We're not too serious or strict on this, but you may find this interesting. There is some logic in coding style.

The indent style used in psyced is a K&R brought up to date with the current C/LPC syntax, which thus resembles the KNF a lot.

First of all, the 1TBS or one true brace style is employed.

void register_scheme(string scheme) {
        services[scheme] = schemes[scheme] = previous_object();

An opening brace is never on a line by itself. The closing brace is matched up to the code that opened it. In this case the "}" matches the "v" in "void".

All other bracing styles are based on the idea that "{" and "}" braces are easier to match up, but since they look so similar it isn't actually true. It is visually clearer to match a brace with text, as long as they are on the same level of indentation. This may be scientifically unproven as yet, so there's a thesis work left to be done in cognitive research.. ;)

A special case may be a one line function, like this one:

object find_target_handler(string target) { return targets[target]; }

It is also a good idea to have else clauses on the same line with the closing brace of the preceding if so that the if block doesn't give the impression it is semantically complete when it isn't.

if (value == "" || value == "-") {
          "Setting [_key] has been reset to its default state.",
          ([ "_key" : key ]) );
} else {
        vSet(key, value);

It is okay to leave out braces for single statement blocks, but be careful when you change them later!

unless (sizeof(args) >= 2)
    w("_warning_usage_activity", "Usage: /activity <person>");
else {
        t = lower_case(args[1]);

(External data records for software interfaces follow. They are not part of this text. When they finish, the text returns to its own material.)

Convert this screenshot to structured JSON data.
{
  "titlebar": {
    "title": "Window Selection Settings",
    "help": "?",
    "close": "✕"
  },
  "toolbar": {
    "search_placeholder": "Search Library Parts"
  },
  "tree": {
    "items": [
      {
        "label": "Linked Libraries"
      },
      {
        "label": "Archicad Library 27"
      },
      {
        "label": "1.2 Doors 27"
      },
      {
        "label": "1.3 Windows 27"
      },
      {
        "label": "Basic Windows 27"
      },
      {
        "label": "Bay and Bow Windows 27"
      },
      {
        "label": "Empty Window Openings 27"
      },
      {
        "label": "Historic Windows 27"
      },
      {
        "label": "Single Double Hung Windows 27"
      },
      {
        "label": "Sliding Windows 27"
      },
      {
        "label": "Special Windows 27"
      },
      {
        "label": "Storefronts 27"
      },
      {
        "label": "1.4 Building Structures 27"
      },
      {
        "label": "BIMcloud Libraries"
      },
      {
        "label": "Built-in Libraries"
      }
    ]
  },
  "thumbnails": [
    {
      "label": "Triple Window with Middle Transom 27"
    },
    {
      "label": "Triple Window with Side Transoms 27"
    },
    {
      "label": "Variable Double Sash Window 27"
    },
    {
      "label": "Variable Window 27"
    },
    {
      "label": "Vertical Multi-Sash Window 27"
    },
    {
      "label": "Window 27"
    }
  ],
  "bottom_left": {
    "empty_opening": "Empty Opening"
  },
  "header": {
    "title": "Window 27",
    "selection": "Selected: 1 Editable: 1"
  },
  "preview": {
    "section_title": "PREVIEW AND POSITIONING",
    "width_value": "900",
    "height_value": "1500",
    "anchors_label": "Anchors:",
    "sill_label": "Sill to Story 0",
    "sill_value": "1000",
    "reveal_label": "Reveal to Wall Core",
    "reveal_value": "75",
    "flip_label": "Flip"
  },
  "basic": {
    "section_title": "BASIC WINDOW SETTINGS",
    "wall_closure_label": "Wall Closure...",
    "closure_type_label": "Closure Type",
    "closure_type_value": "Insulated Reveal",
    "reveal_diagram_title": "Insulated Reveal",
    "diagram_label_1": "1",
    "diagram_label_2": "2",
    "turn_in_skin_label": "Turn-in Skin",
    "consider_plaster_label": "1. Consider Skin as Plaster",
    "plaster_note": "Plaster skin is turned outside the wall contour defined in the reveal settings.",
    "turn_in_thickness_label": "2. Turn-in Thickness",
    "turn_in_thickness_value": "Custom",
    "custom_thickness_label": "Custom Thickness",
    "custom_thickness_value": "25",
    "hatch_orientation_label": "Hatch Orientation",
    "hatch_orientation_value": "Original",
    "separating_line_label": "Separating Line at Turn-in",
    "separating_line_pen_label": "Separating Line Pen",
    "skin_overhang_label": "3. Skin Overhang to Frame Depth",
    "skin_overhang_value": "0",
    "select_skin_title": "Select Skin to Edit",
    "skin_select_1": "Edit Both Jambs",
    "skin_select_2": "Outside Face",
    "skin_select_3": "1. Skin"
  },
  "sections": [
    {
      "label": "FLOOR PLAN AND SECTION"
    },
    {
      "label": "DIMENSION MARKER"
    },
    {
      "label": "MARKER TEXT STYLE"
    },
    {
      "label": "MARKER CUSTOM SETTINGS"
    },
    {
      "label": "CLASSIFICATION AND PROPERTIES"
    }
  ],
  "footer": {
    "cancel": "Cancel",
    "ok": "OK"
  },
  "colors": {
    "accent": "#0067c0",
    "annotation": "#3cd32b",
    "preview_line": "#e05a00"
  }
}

Blocks are indented by hardware TABs (which look like 8 spaces) while line continuations are held in 4 spaces. This is KNF conformant and the default settings of the vi editor. Sometimes, 2-6 spaces are used instead of 4, given it looks better.

If your code is so complex, that it no longer fits 80 columns, then you didn't organize your code properly (KNF/BSD rule).

Function calls are written with the ( attached to them whereas language control statements are seperated by a space. Example:

unless (is_formal(to)) to = summon_person(to);

Marenz suggests where functions are defined a space should separate the name from the arguments so that grepping for 'fname ' returns only its definition, never any call of the function. Like this:

function fruit (string food) {
     if (food == "apple") return true;
     else return bananacheck(food);

For better readability, variables are seperated from the operator by a space while constants are not. Example:

D("Dynamic Server UNLs: "+ myUNL +" and "+ myUNLIP +"\n");

This holds true especially for the string concatenation operator.

http://perl.pages.de/bin/indentknf is a very simple perl script that reindents C-like source codes by wild guesses at what's already there.. it expects a somewhat sane formatting as its input.